Faced with growing opposition from civil society—close to 2/3 of those polled  in late 2007 agreed that precious metals mining should be banned in El Salvador—and even from the conservative Saca government, Pacific Rim failed to complete the technical steps required to secure a mining extraction permit. In mid-2008, the company ceased all exploratory activities.
Pacific Rim then opened a new offensive by suing  the Salvadoran government for $77 million under CAFTA, alleging that investors’ rights had been violated by the government’s failure to approve an extraction permit. This extremely significant case, which is currently pending in a World Bank court, represents the first challenge to a sovereign government’s environmental policy under CAFTA. A lawsuit subsequently filed by a different transnational mining company in the same court was recently dismissed  on a technicality—but only after the Salvadoran government spent $800,000 defending its claim.
The CAFTA lawsuit was clearly on the mind of Environmental Minister Herman Rosa Chávez, when he met with a delegation from the Cambridge, MA-El Salvador Sister Cities project a few days before Funes’ announcement. According to Rosa Chávez, the Strategic Environmental Assessment will be critical in providing the foundation for the government’s new mining policy and, hopefully, a new mining law.

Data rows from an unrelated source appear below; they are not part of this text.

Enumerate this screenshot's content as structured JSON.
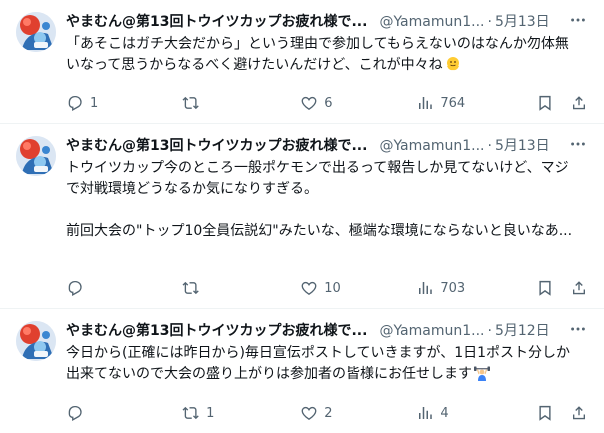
{
  "tweets": [
    {
      "author": "やまむん@第13回トウイツカップお疲れ様で...",
      "handle": "@Yamamun1...",
      "separator": "·",
      "date": "5月13日",
      "lines": [
        "「あそこはガチ大会だから」という理由で参加してもらえないのはなんか勿体無いなって思うからなるべく避けたいんだけど、これが中々ね"
      ],
      "trailing_emoji": "melting-face-emoji",
      "replies": "1",
      "retweets": "",
      "likes": "6",
      "views": "764"
    },
    {
      "author": "やまむん@第13回トウイツカップお疲れ様で...",
      "handle": "@Yamamun1...",
      "separator": "·",
      "date": "5月13日",
      "lines": [
        "トウイツカップ今のところ一般ポケモンで出るって報告しか見てないけど、マジで対戦環境どうなるか気になりすぎる。",
        "前回大会の\"トップ10全員伝説幻\"みたいな、極端な環境にならないと良いなあ..."
      ],
      "trailing_emoji": "",
      "replies": "",
      "retweets": "",
      "likes": "10",
      "views": "703"
    },
    {
      "author": "やまむん@第13回トウイツカップお疲れ様で...",
      "handle": "@Yamamun1...",
      "separator": "·",
      "date": "5月12日",
      "lines": [
        "今日から(正確には昨日から)毎日宣伝ポストしていきますが、1日1ポスト分しか出来てないので大会の盛り上がりは参加者の皆様にお任せします"
      ],
      "trailing_emoji": "person-lifting-weights-emoji",
      "replies": "",
      "retweets": "1",
      "likes": "2",
      "views": "4"
    }
  ],
  "icons": {
    "avatar": "avatar-image",
    "more": "more-icon",
    "reply": "reply-icon",
    "retweet": "retweet-icon",
    "like": "heart-icon",
    "views": "views-icon",
    "bookmark": "bookmark-icon",
    "share": "share-icon"
  },
  "colors": {
    "text": "#0f1419",
    "secondary": "#536471",
    "divider": "#eff3f4"
  }
}
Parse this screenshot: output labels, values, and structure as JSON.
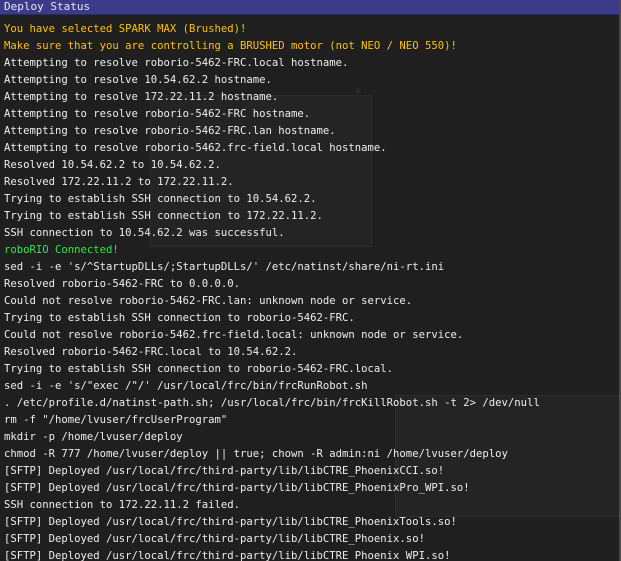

A major goal is to insulate the government and Funes from legal challenges by Pacific Rim and other mining transnationals. With 26 currently active exploration permits (inherited from past governments) and 73 pending applications, the potential exposure is enormous. The study will also help to build consensus within the government, including the legislature, which represents a diversity of views on the mining issue.
For these reasons, says Rosa Chávez, the study must weigh alternative scenarios, ranging from selective promotion of certain types of mining to a partial or complete ban. “We are the government now,” he explains. “We have to play by the formal rules.”
Rosa Chávez himself believes that metallic mining, especially for gold, is very difficult to justify under current conditions in El Salvador. He's confident that his hand-picked blue ribbon commission charged with overseeing the study will come to the same conclusion. But he stresses that, at the end of the day, governments and public officials should never be trusted.
On that point, the Mesa is in full agreement.